We’ve often heard that the cost of rent on the #uwsphx is too high. Businesses argue that they could open in Scottsdale for less, which is true. What they are missing, however, is that Scottsdale is an already saturated market whereas the #upperwestsidephx has a pent up demand for restaurants/retail so the potential for a huge ROI makes the rent worth paying. Four Corners has approximately 4 MILLION visitors per year and the area is still growing. Chipotle at Four Corners, for example, is rumored to do 4 times the sales volume of an average Chipotle. We are fortunate that we have not seen very many businesses close as the result of the pandemic in this area, and in fact, it is not uncommon to wait 45 minutes to an hour for a table at a restaurant. Rent may be high, but the potential income will offset it, especially as the area continues to grow and needs more businesses and services to meet the demands of residents.
WEDNESDAY WHY SERIES Week 3: Lunch Crowd
In a post-pandemic world, with tons of people working from home (and no plans to return to an office), the #upperwestsidephx has an increased daytime population and demand for lunch options.
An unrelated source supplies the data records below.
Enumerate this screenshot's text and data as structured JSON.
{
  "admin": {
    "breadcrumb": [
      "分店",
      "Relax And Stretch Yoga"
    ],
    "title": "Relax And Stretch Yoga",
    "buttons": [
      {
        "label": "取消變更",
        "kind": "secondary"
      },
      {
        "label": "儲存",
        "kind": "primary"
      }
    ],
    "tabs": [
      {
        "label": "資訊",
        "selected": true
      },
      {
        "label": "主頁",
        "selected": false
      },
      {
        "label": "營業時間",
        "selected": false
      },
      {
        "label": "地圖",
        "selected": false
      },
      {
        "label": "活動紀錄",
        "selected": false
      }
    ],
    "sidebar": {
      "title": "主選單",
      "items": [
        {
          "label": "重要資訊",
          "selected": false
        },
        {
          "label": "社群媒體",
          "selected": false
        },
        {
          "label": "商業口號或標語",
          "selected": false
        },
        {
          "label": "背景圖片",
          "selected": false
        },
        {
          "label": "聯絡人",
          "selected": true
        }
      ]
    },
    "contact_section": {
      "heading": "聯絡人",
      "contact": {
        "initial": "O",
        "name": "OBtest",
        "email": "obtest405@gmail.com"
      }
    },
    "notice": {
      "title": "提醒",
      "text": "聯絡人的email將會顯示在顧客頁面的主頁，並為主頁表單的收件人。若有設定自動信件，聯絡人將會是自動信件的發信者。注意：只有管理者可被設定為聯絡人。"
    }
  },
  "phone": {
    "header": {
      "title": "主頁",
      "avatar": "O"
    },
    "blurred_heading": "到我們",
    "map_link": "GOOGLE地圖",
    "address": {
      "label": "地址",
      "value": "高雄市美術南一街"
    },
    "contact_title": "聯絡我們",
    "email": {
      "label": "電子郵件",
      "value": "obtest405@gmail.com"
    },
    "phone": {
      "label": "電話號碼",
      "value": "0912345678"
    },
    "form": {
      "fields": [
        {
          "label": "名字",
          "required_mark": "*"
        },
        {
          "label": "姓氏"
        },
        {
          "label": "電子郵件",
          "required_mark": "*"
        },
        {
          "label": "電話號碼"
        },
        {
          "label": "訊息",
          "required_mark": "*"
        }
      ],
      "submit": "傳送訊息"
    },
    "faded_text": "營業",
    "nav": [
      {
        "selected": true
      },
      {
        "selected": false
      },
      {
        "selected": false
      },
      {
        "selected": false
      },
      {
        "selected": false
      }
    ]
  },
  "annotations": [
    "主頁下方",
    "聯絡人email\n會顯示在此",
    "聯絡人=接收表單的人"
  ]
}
The increase in density and population, plus the increase in working from home, has made the suburbs more desirable as less residents commute. Workers are looking to get out of the house and conduct meetings over lunch, rather than in an office. With TSMC and other large employers coming to the West Valley, the daytime population is expected to continue to increase. In addition, the NW Valley is home to a huge entrepreneurial community, affluent and active retirees with disposable income, and stay-at-home parents all looking for a great spot for a lunch!
WEDNESDAY WHY SERIES Week 4: Staffing
This is something we heard was an issue pre-pandemic in our area, but now it is an issue EVERYWHERE, and definitely not unique to the #upperwestsidephx. We won’t even attempt to tackle this huge problems, as it is currently a global issue across all industries. The West Valley has strong workforce development programs and we are optimistic that as our community grows, so will our workforce. In the meantime, let's all be patient with local businesses as they struggle to stay fully staffed to serve our community!
WEDNESDAY WHY SERIES Week 5: Not a Proven Market
We’ve previously been told that upscale businesses are hesitant to come to our area because it is “not a proven market.” We would like to cite the success of Life Time Happy Valley Peoria and Cold Beers & Cheeseburgers, both of which are always packed and not inexpensive, as proof of success in this market. Life Time has the resources to perform extensive market research and they told us they “put a bullseye on North Peoria.” Cold Beers & Cheeseburgers went in a location where multiple restaurants had previously failed, they sell $15+ burgers, and they are doing so well that they are now bringing Bourbon & Bones to the #upperwestsidephx. Our community CAN and WILL support more upscale businesses! We’re ready for you Whole Foods Market, Postino WineCafe, Flower Child, and Drybar (just to name a few)!
WEDNESDAY WHY SERIES Week 6: Available Commercial Spaces
In the current market there are not a lot of vacant commercial spaces, so it’s can be difficult for businesses to find a location to go into on the upperwestsidephx. Many shopping centers that do have vacant spaces have restrictions related to parking. For example, restaurants legally require more parking spaces than something like a dental office. Another issue is that many tenants have non-compete clauses in their contracts, so something like Whole Foods would be blocked from going in the same center as Sprouts, even if there was a space. As more commercial centers are built, this may help alleviate some of the problem, however, many tenants can’t or don’t want to build from the ground up because of the cost associated with it. The same thing goes for some older buildings. Depending on the condition, they may need to be completely gutted to be useable, and that is an expensive undertaking. In other cases, businesses want to own the land and/or building, rather than lease, and there are not a lot of available commercial businesses for sale. Land is expensive in this area to buy and build on, as well.